### Task directions
Filter the entries that follow, copying every line in which the word "Massage" appears.
···
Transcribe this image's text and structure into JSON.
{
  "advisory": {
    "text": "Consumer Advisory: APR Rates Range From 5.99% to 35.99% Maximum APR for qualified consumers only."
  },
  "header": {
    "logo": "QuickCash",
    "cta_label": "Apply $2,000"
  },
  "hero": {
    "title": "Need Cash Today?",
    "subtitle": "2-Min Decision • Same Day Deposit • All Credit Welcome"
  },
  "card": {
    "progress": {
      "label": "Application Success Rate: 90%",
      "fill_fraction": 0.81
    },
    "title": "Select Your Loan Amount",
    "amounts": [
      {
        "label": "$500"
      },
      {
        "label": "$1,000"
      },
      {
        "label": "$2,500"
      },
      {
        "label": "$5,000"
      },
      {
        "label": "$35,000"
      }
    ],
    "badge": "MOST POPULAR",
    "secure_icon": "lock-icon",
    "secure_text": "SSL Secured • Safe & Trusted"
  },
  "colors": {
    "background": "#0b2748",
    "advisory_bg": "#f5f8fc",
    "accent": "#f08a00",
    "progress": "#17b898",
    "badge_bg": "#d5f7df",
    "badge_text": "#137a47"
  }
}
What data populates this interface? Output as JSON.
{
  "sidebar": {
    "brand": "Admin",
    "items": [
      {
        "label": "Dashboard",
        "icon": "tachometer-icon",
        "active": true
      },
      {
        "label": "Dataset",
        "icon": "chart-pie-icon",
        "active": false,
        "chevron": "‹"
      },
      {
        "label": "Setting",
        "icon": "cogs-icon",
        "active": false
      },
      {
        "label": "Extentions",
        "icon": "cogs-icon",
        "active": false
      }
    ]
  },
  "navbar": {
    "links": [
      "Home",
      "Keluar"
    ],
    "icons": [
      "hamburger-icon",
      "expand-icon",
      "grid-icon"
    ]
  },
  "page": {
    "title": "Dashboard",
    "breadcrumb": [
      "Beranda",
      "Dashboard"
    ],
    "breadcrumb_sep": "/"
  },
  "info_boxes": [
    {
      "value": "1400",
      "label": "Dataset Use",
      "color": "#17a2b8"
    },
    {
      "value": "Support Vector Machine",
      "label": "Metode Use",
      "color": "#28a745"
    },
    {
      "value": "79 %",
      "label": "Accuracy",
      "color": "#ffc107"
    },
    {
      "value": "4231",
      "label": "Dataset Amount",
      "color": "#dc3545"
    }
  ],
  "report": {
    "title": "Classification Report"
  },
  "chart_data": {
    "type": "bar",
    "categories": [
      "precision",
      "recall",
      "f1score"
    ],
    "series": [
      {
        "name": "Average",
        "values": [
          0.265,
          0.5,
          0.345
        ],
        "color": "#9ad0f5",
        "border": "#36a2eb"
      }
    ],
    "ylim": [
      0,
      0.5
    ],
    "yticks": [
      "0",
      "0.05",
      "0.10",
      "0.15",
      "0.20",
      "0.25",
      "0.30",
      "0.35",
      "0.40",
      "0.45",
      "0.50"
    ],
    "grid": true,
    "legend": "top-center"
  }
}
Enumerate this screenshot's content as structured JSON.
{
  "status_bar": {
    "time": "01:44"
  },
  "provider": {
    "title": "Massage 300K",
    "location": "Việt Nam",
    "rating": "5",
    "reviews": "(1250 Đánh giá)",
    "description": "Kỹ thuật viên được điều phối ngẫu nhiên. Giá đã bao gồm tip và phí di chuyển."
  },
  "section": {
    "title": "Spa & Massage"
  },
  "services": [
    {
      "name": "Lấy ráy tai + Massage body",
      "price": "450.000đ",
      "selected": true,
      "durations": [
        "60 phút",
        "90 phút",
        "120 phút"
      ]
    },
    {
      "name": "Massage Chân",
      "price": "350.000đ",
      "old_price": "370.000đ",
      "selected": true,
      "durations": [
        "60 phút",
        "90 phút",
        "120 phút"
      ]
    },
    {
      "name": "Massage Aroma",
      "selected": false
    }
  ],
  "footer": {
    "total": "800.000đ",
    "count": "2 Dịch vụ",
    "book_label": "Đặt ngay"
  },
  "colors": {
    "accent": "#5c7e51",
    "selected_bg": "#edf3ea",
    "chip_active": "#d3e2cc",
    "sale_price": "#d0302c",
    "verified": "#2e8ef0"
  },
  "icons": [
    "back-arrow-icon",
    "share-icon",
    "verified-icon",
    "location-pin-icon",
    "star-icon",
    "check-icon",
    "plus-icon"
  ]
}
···
### Answer for the task
    "title": "Massage 300K",
    "title": "Spa & Massage"
      "name": "Lấy ráy tai + Massage body",
      "name": "Massage Chân",
      "name": "Massage Aroma",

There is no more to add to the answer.